Start of Data shown

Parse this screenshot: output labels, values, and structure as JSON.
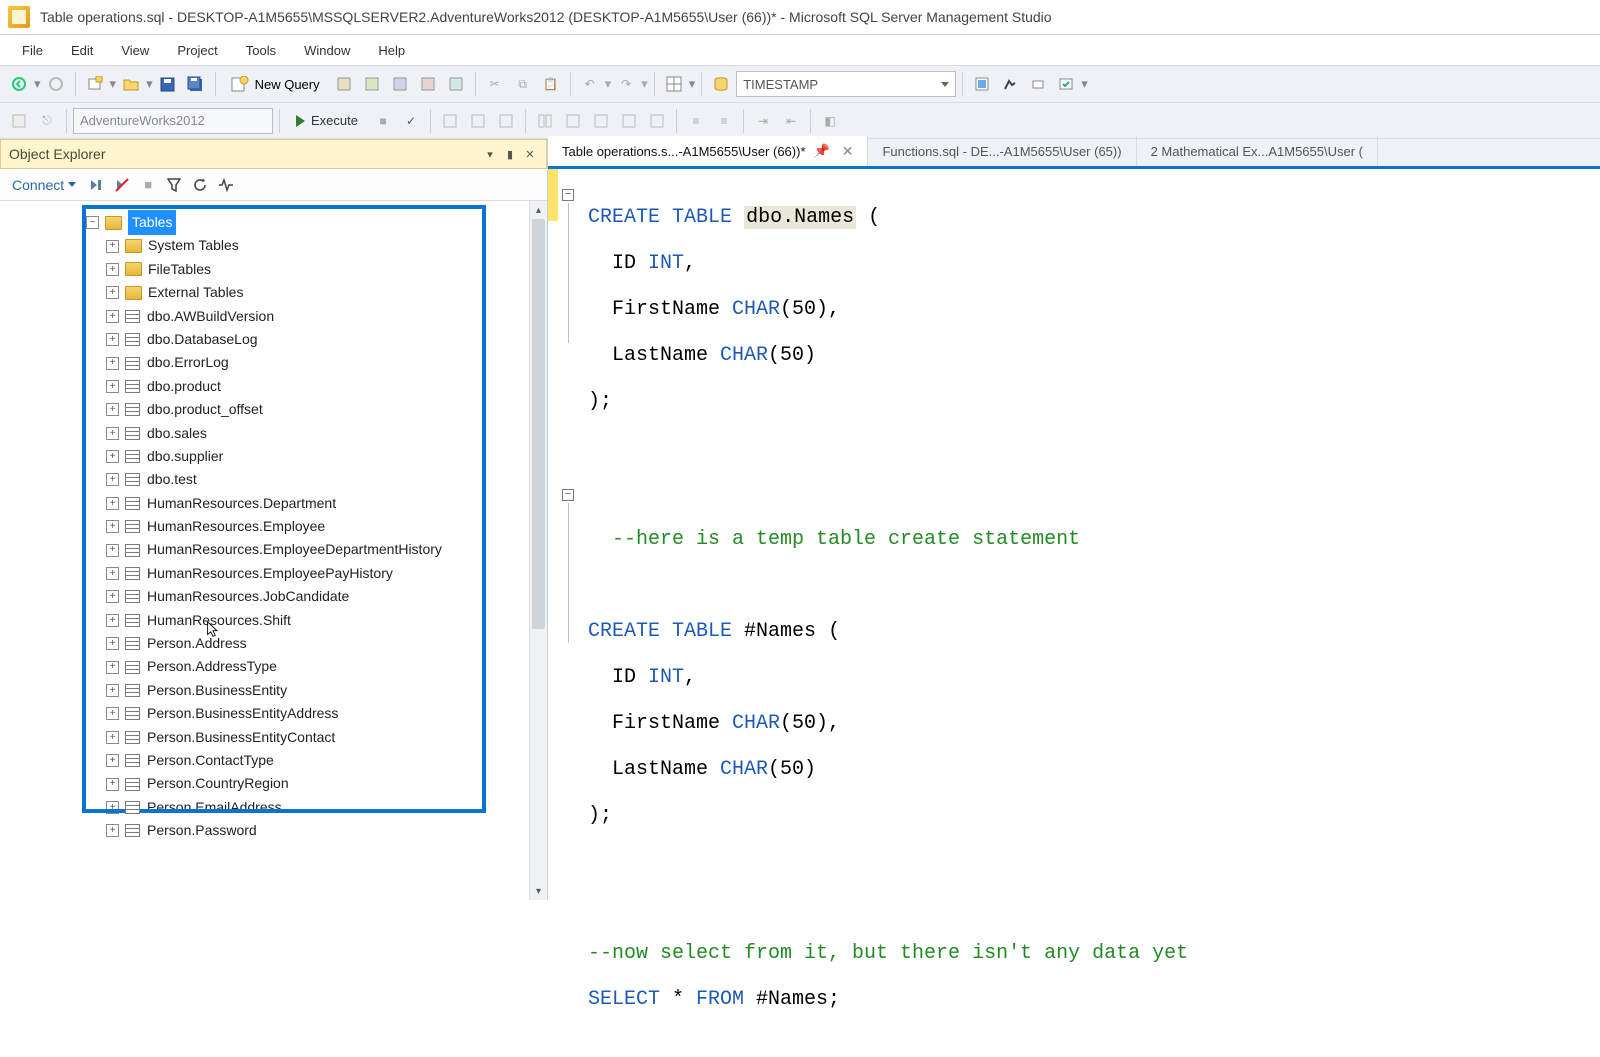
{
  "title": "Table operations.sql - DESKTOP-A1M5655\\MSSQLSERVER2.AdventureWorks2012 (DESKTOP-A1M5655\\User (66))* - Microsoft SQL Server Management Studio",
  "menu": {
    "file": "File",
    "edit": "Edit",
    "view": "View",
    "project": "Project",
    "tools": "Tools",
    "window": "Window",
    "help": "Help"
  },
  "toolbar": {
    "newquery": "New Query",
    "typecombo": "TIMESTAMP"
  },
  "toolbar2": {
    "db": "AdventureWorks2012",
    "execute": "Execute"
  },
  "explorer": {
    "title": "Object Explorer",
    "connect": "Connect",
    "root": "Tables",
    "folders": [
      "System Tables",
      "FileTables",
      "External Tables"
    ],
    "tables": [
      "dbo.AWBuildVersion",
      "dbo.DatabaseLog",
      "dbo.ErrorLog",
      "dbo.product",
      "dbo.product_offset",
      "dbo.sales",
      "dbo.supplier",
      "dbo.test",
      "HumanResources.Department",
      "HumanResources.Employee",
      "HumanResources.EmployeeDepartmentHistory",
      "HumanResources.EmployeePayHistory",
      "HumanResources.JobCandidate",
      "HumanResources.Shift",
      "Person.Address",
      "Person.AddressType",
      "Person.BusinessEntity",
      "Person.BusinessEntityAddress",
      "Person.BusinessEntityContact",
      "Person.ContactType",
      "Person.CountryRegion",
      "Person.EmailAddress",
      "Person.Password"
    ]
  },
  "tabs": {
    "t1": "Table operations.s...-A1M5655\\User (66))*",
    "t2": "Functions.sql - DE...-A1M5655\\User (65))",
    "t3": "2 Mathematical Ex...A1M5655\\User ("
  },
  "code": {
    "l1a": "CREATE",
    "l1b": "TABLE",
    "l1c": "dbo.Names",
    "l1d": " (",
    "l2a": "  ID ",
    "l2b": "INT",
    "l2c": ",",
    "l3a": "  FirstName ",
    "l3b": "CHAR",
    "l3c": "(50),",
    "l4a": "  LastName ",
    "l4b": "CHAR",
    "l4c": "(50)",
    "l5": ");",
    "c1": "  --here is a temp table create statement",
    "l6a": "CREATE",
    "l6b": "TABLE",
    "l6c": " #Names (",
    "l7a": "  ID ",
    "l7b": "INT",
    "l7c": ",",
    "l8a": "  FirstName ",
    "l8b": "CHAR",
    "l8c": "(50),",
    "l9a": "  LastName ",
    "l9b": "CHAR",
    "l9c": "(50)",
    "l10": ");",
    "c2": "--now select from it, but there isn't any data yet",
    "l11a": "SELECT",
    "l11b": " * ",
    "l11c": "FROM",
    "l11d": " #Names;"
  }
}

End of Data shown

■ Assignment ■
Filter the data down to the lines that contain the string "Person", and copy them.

■ Result ■
      "Person.Address",
      "Person.AddressType",
      "Person.BusinessEntity",
      "Person.BusinessEntityAddress",
      "Person.BusinessEntityContact",
      "Person.ContactType",
      "Person.CountryRegion",
      "Person.EmailAddress",
      "Person.Password"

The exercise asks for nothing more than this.